» **To do**:
Here is a listing. Write it all out again exactly, but not its pictures.

» **Task material**:
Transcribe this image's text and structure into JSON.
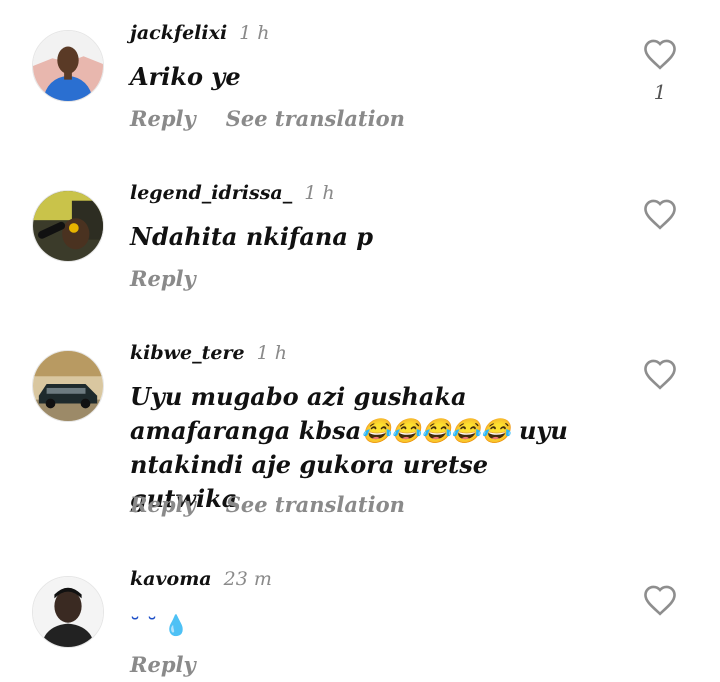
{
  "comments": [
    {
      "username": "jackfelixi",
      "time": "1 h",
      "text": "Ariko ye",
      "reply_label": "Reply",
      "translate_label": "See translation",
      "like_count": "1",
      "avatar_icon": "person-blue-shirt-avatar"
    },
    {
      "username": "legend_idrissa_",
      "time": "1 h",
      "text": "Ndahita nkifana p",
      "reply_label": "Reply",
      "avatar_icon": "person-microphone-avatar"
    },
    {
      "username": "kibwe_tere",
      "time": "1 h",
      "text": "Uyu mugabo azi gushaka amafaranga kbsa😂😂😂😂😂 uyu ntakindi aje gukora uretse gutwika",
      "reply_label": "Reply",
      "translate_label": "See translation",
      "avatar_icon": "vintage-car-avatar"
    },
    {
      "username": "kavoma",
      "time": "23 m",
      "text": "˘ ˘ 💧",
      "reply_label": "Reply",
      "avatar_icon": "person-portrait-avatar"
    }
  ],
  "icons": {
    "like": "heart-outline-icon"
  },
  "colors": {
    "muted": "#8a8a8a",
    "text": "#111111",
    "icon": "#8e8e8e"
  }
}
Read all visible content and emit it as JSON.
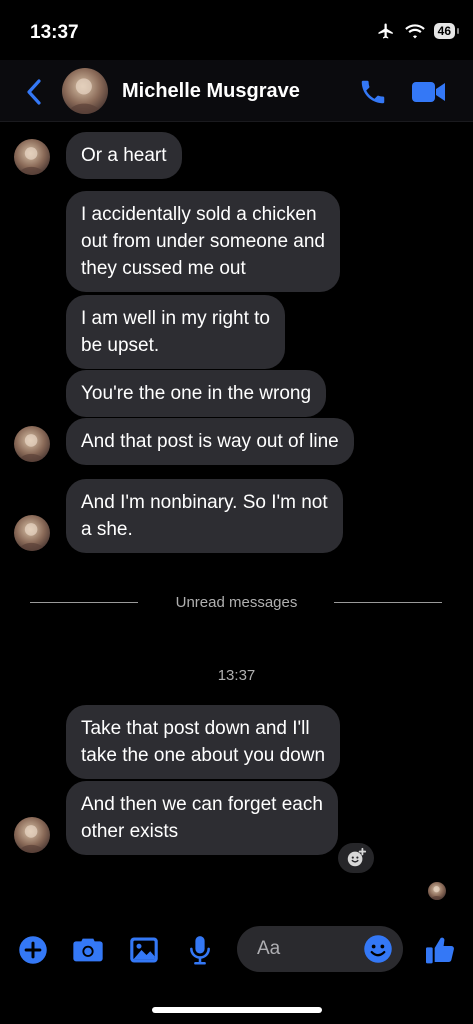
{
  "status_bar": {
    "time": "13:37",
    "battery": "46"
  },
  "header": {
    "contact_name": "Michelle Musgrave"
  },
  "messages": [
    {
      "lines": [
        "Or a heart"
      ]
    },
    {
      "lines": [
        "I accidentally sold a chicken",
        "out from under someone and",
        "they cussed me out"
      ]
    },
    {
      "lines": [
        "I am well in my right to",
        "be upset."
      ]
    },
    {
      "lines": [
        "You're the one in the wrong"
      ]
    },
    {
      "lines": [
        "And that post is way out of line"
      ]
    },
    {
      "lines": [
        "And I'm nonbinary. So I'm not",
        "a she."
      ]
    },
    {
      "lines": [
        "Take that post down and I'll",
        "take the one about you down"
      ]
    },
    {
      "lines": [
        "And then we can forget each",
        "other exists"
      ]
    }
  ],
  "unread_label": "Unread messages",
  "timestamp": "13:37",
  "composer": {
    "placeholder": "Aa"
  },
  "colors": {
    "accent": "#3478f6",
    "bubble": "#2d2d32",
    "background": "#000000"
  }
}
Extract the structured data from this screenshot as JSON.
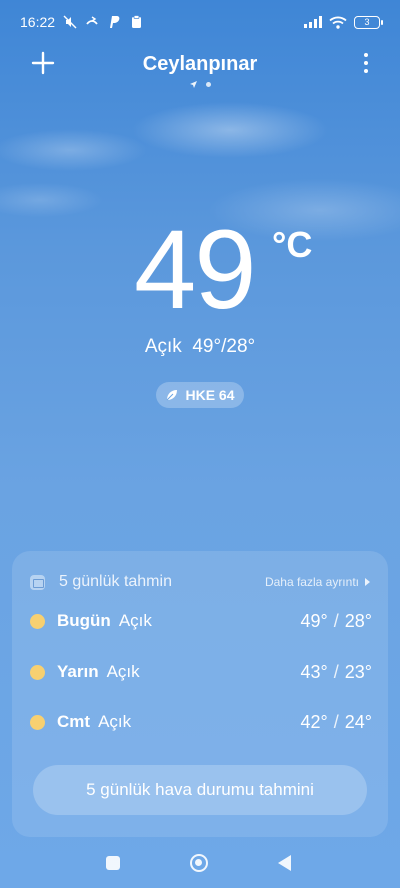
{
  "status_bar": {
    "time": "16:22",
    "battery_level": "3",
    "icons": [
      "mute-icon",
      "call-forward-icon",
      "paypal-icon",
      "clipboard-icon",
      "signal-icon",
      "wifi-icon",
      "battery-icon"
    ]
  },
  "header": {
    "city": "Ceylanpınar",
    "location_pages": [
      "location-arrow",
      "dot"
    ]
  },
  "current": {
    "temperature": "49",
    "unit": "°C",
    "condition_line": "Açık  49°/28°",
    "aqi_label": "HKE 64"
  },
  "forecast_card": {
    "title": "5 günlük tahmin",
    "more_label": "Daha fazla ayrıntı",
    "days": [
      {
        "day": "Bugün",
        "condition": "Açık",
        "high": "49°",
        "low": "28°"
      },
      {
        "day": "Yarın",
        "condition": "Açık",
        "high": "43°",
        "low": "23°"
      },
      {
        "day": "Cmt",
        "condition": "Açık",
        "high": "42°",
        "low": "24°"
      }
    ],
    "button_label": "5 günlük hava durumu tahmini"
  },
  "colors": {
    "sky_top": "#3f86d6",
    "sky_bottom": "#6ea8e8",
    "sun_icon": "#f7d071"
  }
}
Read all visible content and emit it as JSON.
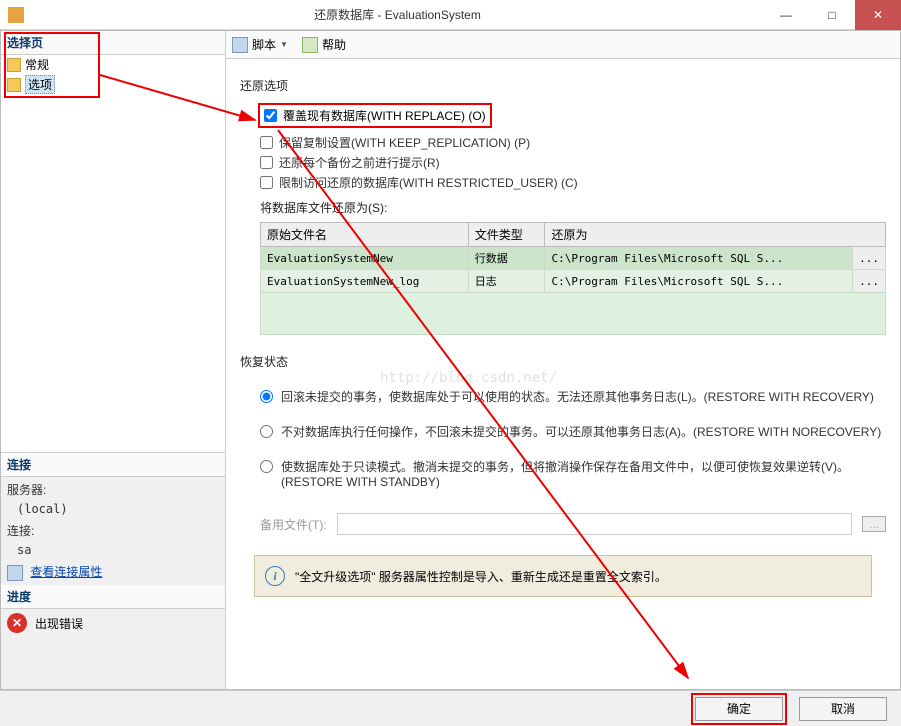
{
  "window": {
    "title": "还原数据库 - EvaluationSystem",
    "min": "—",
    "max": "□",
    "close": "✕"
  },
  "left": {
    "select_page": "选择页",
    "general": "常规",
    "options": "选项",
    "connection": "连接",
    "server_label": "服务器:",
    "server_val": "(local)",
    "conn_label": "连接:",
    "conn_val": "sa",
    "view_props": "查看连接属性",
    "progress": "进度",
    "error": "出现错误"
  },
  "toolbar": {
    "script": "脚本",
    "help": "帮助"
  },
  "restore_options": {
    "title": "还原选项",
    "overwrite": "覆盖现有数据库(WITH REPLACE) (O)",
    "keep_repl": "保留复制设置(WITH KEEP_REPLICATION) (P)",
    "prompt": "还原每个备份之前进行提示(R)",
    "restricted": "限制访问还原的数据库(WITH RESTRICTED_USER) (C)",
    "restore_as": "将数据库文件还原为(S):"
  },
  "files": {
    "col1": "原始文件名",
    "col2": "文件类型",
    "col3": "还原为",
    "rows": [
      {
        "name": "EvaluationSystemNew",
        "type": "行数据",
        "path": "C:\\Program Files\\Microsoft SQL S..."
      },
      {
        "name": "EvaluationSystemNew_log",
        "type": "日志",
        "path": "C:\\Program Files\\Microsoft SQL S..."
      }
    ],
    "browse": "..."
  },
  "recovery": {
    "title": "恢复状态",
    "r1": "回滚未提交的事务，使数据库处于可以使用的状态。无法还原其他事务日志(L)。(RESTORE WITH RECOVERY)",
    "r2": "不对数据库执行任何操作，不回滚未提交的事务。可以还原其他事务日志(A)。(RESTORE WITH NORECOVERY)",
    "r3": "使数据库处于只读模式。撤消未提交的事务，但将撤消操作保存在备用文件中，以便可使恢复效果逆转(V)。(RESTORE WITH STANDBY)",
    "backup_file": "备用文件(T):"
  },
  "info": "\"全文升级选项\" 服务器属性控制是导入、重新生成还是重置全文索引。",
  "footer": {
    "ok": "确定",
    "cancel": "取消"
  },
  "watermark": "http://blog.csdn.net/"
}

» **Response area**:
Transcribe this image's text and structure into JSON.
{
  "comments": [
    {
      "username": "jackfelixi",
      "time": "1 h",
      "text": "Ariko ye",
      "reply_label": "Reply",
      "translate_label": "See translation",
      "like_count": "1",
      "avatar_icon": "person-blue-shirt-avatar"
    },
    {
      "username": "legend_idrissa_",
      "time": "1 h",
      "text": "Ndahita nkifana p",
      "reply_label": "Reply",
      "avatar_icon": "person-microphone-avatar"
    },
    {
      "username": "kibwe_tere",
      "time": "1 h",
      "text": "Uyu mugabo azi gushaka amafaranga kbsa😂😂😂😂😂 uyu ntakindi aje gukora uretse gutwika",
      "reply_label": "Reply",
      "translate_label": "See translation",
      "avatar_icon": "vintage-car-avatar"
    },
    {
      "username": "kavoma",
      "time": "23 m",
      "text": "˘ ˘ 💧",
      "reply_label": "Reply",
      "avatar_icon": "person-portrait-avatar"
    }
  ],
  "icons": {
    "like": "heart-outline-icon"
  },
  "colors": {
    "muted": "#8a8a8a",
    "text": "#111111",
    "icon": "#8e8e8e"
  }
}
Read all visible content and emit it as JSON.
{
  "status_bar": {
    "time": "13:37",
    "battery": "46"
  },
  "header": {
    "contact_name": "Michelle Musgrave"
  },
  "messages": [
    {
      "lines": [
        "Or a heart"
      ]
    },
    {
      "lines": [
        "I accidentally sold a chicken",
        "out from under someone and",
        "they cussed me out"
      ]
    },
    {
      "lines": [
        "I am well in my right to",
        "be upset."
      ]
    },
    {
      "lines": [
        "You're the one in the wrong"
      ]
    },
    {
      "lines": [
        "And that post is way out of line"
      ]
    },
    {
      "lines": [
        "And I'm nonbinary. So I'm not",
        "a she."
      ]
    },
    {
      "lines": [
        "Take that post down and I'll",
        "take the one about you down"
      ]
    },
    {
      "lines": [
        "And then we can forget each",
        "other exists"
      ]
    }
  ],
  "unread_label": "Unread messages",
  "timestamp": "13:37",
  "composer": {
    "placeholder": "Aa"
  },
  "colors": {
    "accent": "#3478f6",
    "bubble": "#2d2d32",
    "background": "#000000"
  }
}
Extract the structured data from this screenshot as JSON.
{
  "status_bar": {
    "time": "16:22",
    "battery_level": "3",
    "icons": [
      "mute-icon",
      "call-forward-icon",
      "paypal-icon",
      "clipboard-icon",
      "signal-icon",
      "wifi-icon",
      "battery-icon"
    ]
  },
  "header": {
    "city": "Ceylanpınar",
    "location_pages": [
      "location-arrow",
      "dot"
    ]
  },
  "current": {
    "temperature": "49",
    "unit": "°C",
    "condition_line": "Açık  49°/28°",
    "aqi_label": "HKE 64"
  },
  "forecast_card": {
    "title": "5 günlük tahmin",
    "more_label": "Daha fazla ayrıntı",
    "days": [
      {
        "day": "Bugün",
        "condition": "Açık",
        "high": "49°",
        "low": "28°"
      },
      {
        "day": "Yarın",
        "condition": "Açık",
        "high": "43°",
        "low": "23°"
      },
      {
        "day": "Cmt",
        "condition": "Açık",
        "high": "42°",
        "low": "24°"
      }
    ],
    "button_label": "5 günlük hava durumu tahmini"
  },
  "colors": {
    "sky_top": "#3f86d6",
    "sky_bottom": "#6ea8e8",
    "sun_icon": "#f7d071"
  }
}
Read all visible content and emit it as JSON.
{
  "window": {
    "title": "还原数据库 - EvaluationSystem",
    "min": "—",
    "max": "□",
    "close": "✕"
  },
  "left": {
    "select_page": "选择页",
    "general": "常规",
    "options": "选项",
    "connection": "连接",
    "server_label": "服务器:",
    "server_val": "(local)",
    "conn_label": "连接:",
    "conn_val": "sa",
    "view_props": "查看连接属性",
    "progress": "进度",
    "error": "出现错误"
  },
  "toolbar": {
    "script": "脚本",
    "help": "帮助"
  },
  "restore_options": {
    "title": "还原选项",
    "overwrite": "覆盖现有数据库(WITH REPLACE) (O)",
    "keep_repl": "保留复制设置(WITH KEEP_REPLICATION) (P)",
    "prompt": "还原每个备份之前进行提示(R)",
    "restricted": "限制访问还原的数据库(WITH RESTRICTED_USER) (C)",
    "restore_as": "将数据库文件还原为(S):"
  },
  "files": {
    "col1": "原始文件名",
    "col2": "文件类型",
    "col3": "还原为",
    "rows": [
      {
        "name": "EvaluationSystemNew",
        "type": "行数据",
        "path": "C:\\Program Files\\Microsoft SQL S..."
      },
      {
        "name": "EvaluationSystemNew_log",
        "type": "日志",
        "path": "C:\\Program Files\\Microsoft SQL S..."
      }
    ],
    "browse": "..."
  },
  "recovery": {
    "title": "恢复状态",
    "r1": "回滚未提交的事务，使数据库处于可以使用的状态。无法还原其他事务日志(L)。(RESTORE WITH RECOVERY)",
    "r2": "不对数据库执行任何操作，不回滚未提交的事务。可以还原其他事务日志(A)。(RESTORE WITH NORECOVERY)",
    "r3": "使数据库处于只读模式。撤消未提交的事务，但将撤消操作保存在备用文件中，以便可使恢复效果逆转(V)。(RESTORE WITH STANDBY)",
    "backup_file": "备用文件(T):"
  },
  "info": "\"全文升级选项\" 服务器属性控制是导入、重新生成还是重置全文索引。",
  "footer": {
    "ok": "确定",
    "cancel": "取消"
  },
  "watermark": "http://blog.csdn.net/"
}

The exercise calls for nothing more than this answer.